Extracted material >>

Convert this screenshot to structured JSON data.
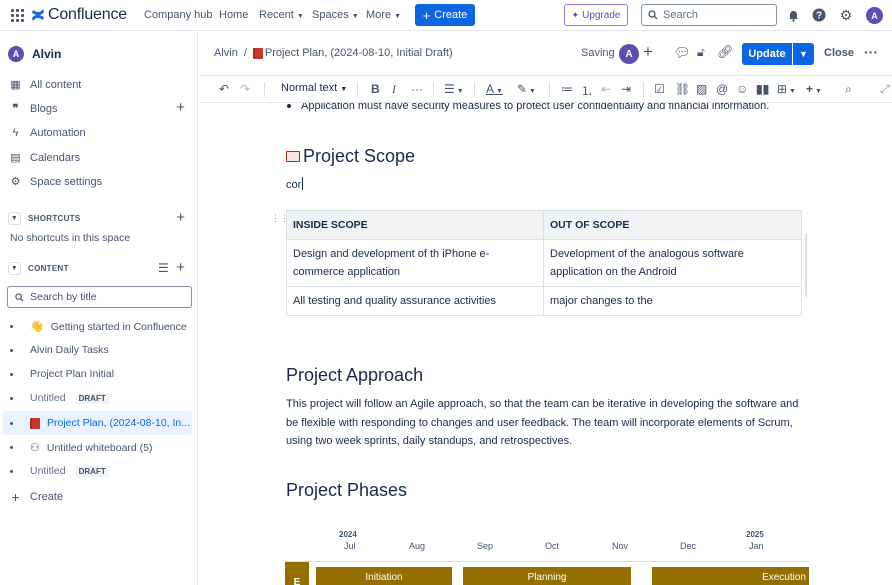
{
  "topnav": {
    "brand": "Confluence",
    "items": [
      "Company hub",
      "Home",
      "Recent",
      "Spaces",
      "More"
    ],
    "create_label": "Create",
    "upgrade_label": "Upgrade",
    "search_placeholder": "Search",
    "user_initial": "A"
  },
  "sidebar": {
    "user_name": "Alvin",
    "user_initial": "A",
    "nav": [
      {
        "label": "All content",
        "icon": "all-content-icon"
      },
      {
        "label": "Blogs",
        "icon": "quote-icon"
      },
      {
        "label": "Automation",
        "icon": "lightning-icon"
      },
      {
        "label": "Calendars",
        "icon": "calendar-icon"
      },
      {
        "label": "Space settings",
        "icon": "gear-icon"
      }
    ],
    "shortcuts_heading": "SHORTCUTS",
    "shortcuts_empty": "No shortcuts in this space",
    "content_heading": "CONTENT",
    "search_placeholder": "Search by title",
    "tree": [
      {
        "label": "Getting started in Confluence",
        "emoji": "👋"
      },
      {
        "label": "Alvin Daily Tasks"
      },
      {
        "label": "Project Plan Initial"
      },
      {
        "label": "Untitled",
        "badge": "DRAFT"
      },
      {
        "label": "Project Plan, (2024-08-10, In..."
      },
      {
        "label": "Untitled whiteboard (5)"
      },
      {
        "label": "Untitled",
        "badge": "DRAFT"
      }
    ],
    "create_label": "Create"
  },
  "editor": {
    "breadcrumb_space": "Alvin",
    "breadcrumb_sep": "/",
    "breadcrumb_page": "Project Plan, (2024-08-10, Initial Draft)",
    "saving": "Saving",
    "avatar_initial": "A",
    "update_label": "Update",
    "close_label": "Close",
    "text_style": "Normal text"
  },
  "doc": {
    "bullet_text": "Application must have security measures to protect user confidentiality and financial information.",
    "scope_heading": "Project Scope",
    "typed_text": "cor",
    "scope_table": {
      "headers": [
        "INSIDE SCOPE",
        "OUT OF SCOPE"
      ],
      "rows": [
        [
          "Design and development of th iPhone e-commerce application",
          "Development of the analogous software application on the Android"
        ],
        [
          "All testing and quality assurance activities",
          "major changes to the"
        ]
      ]
    },
    "approach_heading": "Project Approach",
    "approach_text": "This project will follow an Agile approach, so that the team can be iterative in developing the software and be flexible with responding to changes and user feedback. The team will incorporate elements of Scrum, using two week sprints, daily standups, and retrospectives.",
    "phases_heading": "Project Phases",
    "timeline": {
      "years": [
        "2024",
        "2025"
      ],
      "months": [
        "Jul",
        "Aug",
        "Sep",
        "Oct",
        "Nov",
        "Dec",
        "Jan"
      ],
      "row_label": "E",
      "phases": [
        "Initiation",
        "Planning",
        "Execution"
      ],
      "phase_color": "#946f00"
    }
  },
  "colors": {
    "primary": "#0c66e4",
    "avatar": "#5e4db2",
    "text": "#172b4d",
    "subtle": "#44546f"
  }
}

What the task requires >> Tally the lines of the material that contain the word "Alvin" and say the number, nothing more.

Response to this exercise >> 3